Re: Are there standard benchmarks for CTR and CPC?

Top Contributor
# 4
Top Contributor
Whilst it is always fun to compare... these comparisons can be misleading and damaging.

Part of the problem is that you are comparing something which, at the end of the day, is pretty meaningless.

Let's say you and I both spend $1 per click - what does that mean? All it means is that we both spend $1 per click. Nothing more. Does that mean that our campaigns are somehow "equal"? No, of course not.

And what about CTR... if your CTR is 4% and mine is 2% - does that mean you are doing twice as well as me? Does it mean you are getting twice the traffic, or the same traffic for half the cost?
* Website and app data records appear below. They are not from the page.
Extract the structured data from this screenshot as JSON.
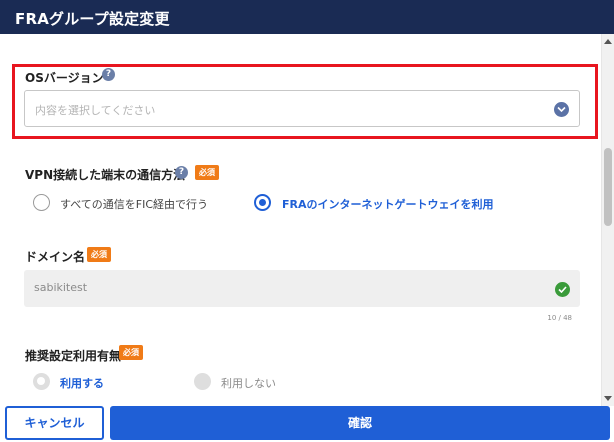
{
  "dialog": {
    "title": "FRAグループ設定変更"
  },
  "os_version": {
    "label": "OSバージョン",
    "help": "?",
    "placeholder": "内容を選択してください"
  },
  "vpn_method": {
    "label": "VPN接続した端末の通信方法",
    "help": "?",
    "required": "必須",
    "options": [
      {
        "label": "すべての通信をFIC経由で行う",
        "checked": false
      },
      {
        "label": "FRAのインターネットゲートウェイを利用",
        "checked": true
      }
    ]
  },
  "domain": {
    "label": "ドメイン名",
    "required": "必須",
    "value": "sabikitest",
    "count": "10 / 48"
  },
  "recommended": {
    "label": "推奨設定利用有無",
    "required": "必須",
    "options": [
      {
        "label": "利用する",
        "checked": true,
        "disabled": true
      },
      {
        "label": "利用しない",
        "checked": false,
        "disabled": true
      }
    ]
  },
  "footer": {
    "cancel": "キャンセル",
    "confirm": "確認"
  },
  "colors": {
    "header": "#1a2b54",
    "primary": "#1f5fd6",
    "required": "#f07b17",
    "highlight": "#e8151f"
  },
  "icons": [
    "help-icon",
    "chevron-down-icon",
    "check-icon"
  ]
}
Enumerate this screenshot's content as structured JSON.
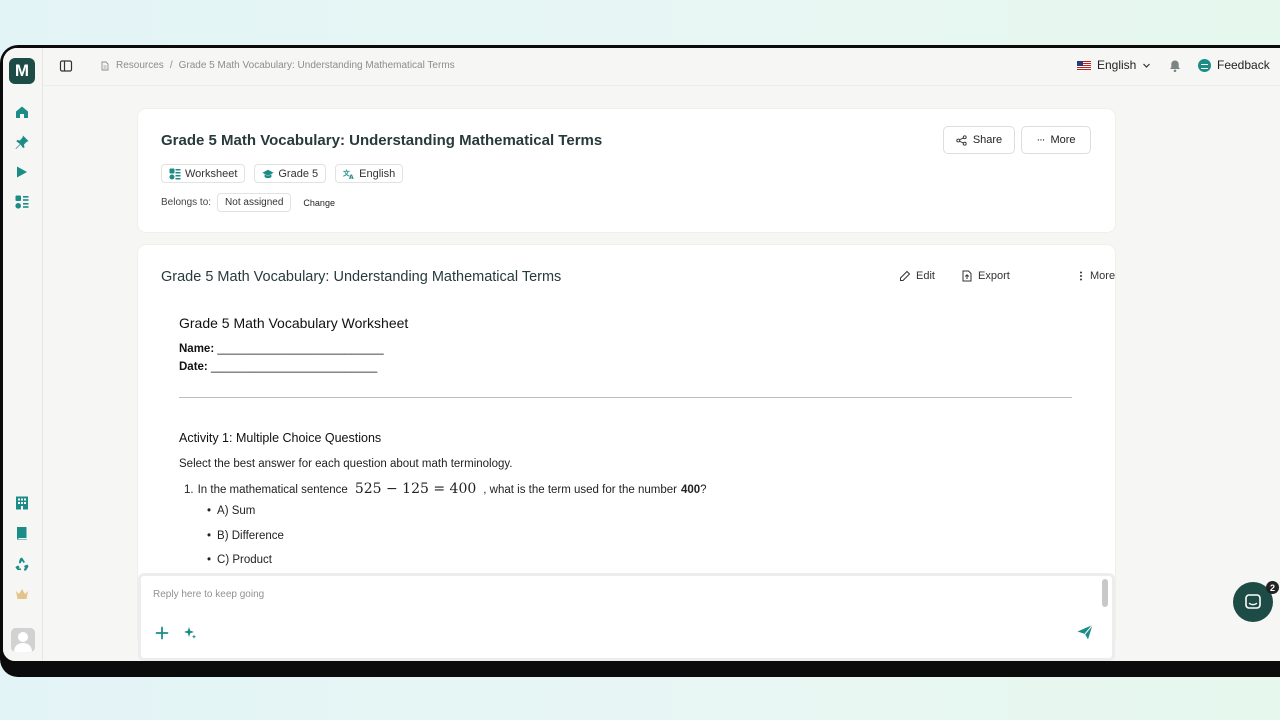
{
  "app": {
    "logo_letter": "M",
    "accent_color": "#1d4b45",
    "icon_color": "#1c8c87"
  },
  "sidebar": {
    "top_icons": [
      "home-icon",
      "pin-icon",
      "play-icon",
      "apps-icon"
    ],
    "bottom_icons": [
      "building-icon",
      "book-icon",
      "recycle-icon",
      "crown-icon"
    ]
  },
  "topbar": {
    "breadcrumb": [
      "Resources",
      "/",
      "Grade 5 Math Vocabulary: Understanding Mathematical Terms"
    ],
    "language": "English",
    "feedback": "Feedback"
  },
  "resource_header": {
    "title": "Grade 5 Math Vocabulary: Understanding Mathematical Terms",
    "share_label": "Share",
    "more_label": "More",
    "chips": [
      "Worksheet",
      "Grade 5",
      "English"
    ],
    "belongs_label": "Belongs to:",
    "belongs_value": "Not assigned",
    "change_label": "Change"
  },
  "content": {
    "title": "Grade 5 Math Vocabulary: Understanding Mathematical Terms",
    "edit_label": "Edit",
    "export_label": "Export",
    "more_label": "More",
    "worksheet": {
      "heading": "Grade 5 Math Vocabulary Worksheet",
      "name_label": "Name:",
      "name_blank": "__________________________",
      "date_label": "Date:",
      "date_blank": "__________________________",
      "activity_heading": "Activity 1: Multiple Choice Questions",
      "instructions": "Select the best answer for each question about math terminology.",
      "question_1": {
        "number": "1.",
        "text_before": "In the mathematical sentence",
        "equation": "525 − 125 = 400",
        "text_after": ", what is the term used for the number",
        "bold_value": "400",
        "end": "?",
        "options": [
          "A) Sum",
          "B) Difference",
          "C) Product"
        ]
      }
    }
  },
  "reply": {
    "placeholder": "Reply here to keep going"
  },
  "chat_widget": {
    "badge_count": "2"
  }
}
Actually, none of these....

As Jon suggests, there are ranges that we can be "happy" with - and others that should prove to be red flags on certain accounts, but generally the key is finding the sweet spot where what you are paying for clicks is giving you the best ROI - and this rarely happens if you simply get into a spitting contest....

Aggressive bidding to ensure top positions for all searches may make an advertiser feel like they are beating the competition - but it's a short lived illusion.

Remember there is always someone who is prepared to spend harder to go out of business faster than you.